What is identity? What is a self? How has selfhood changed over time?

Those are the questions that Charles Taylor, a philosopher with a historical method, sets out to answer in Sources of the Self: The Making of the Modern Identity (Harvard University Press, 1989). His book is an investigation of how the modern sense of what it means to be a person came into being through the influences of philosophers and popular thought. To that end, he first lays a philosophical foundation, then offers a history of selfhood that is somewhere between straightfoward intellectual history and a history of mentalités.

Taylor’s basic argument is that the concept of the self in linked to morality. Morality means not simply a set of claims about what one ought to do or not do to be moral; rather, it means what one ought to be or not be. Morality is related to the self by what Taylor calls a framework. How one thinks about oneself depends (1) on what one considers to be the Good and (2) how one relates to that Good. If this all sounds very philosophical, it is. But the insight is rather simple, though profound: you can only think of yourself as you think of yourself in relation to what is most important.

Taylor’s insight that selfhood is dependent on the Good and on one’s relation to it permits him to ask how those conceptions of self have changed over time, as people held to different goods and related to them differently. The bulk of the book is spent on a sweeping exposition of the changes in the self, running from Plato to Augustine to Descartes to Locke to Montaigne to Protestant Christianity to the Victorians to the present. In brief, the transition the Taylor describes is from an external sense of the self to an interior sense of the self. It is also a transition from finding meaning in extraordinary deeds to one that finds meaning in everyday actions.

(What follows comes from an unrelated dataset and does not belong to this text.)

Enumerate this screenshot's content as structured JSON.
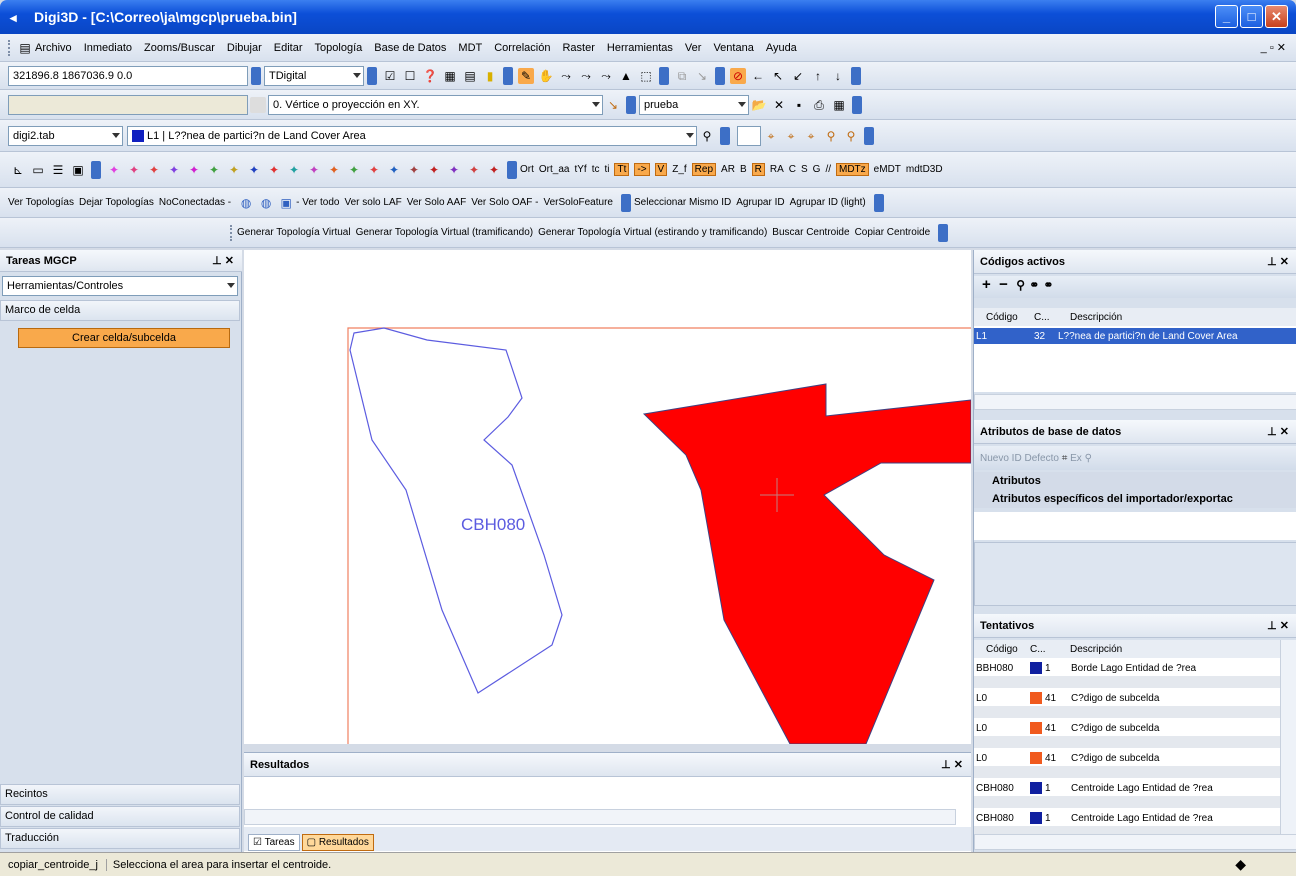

I am fairly averse to using theory in the practice of history, but I find Taylor’s work to be extraordinarily useful. At the minimum, it provides a set of questions of interest to the historian of religion. How did people conceive of who they were, and how did their religion influence their conceptions? His work also provides a way of thinking about the question of religion and the self. Taylor argues that the self is undefinable apart from the Good, so it follows that religion, which defines the Good and how to relate to it for many people, is a powerful key to understanding people’s sense of self. This is a way to use religion as a lens to another topic, yet without treating religion as something merely epiphenomenal. Then too, Taylor provides a fairly compelling narrative of the differences in the self over time. I suppose that for myself, it is also appealing that Charles Taylor is himself a Catholic, and so is working to some degree within the Christian philosophical tradition.

I hope in time to make all this philosophizing here a bit more concrete in my own work on conversion. Conversion, after all, is a fundamental change in the self, usually taking the form of new relationship to God, the world, and the community. To take just two examples, what is the difference between a seventeenth-century Puritan in New England undergoing the anguish of conversion and a twentieth-century Cuban Catholic in Miami venerating Our Lady of Charity? The difference is one of ritual and creed and community, to be sure, but also of conceptions of the self.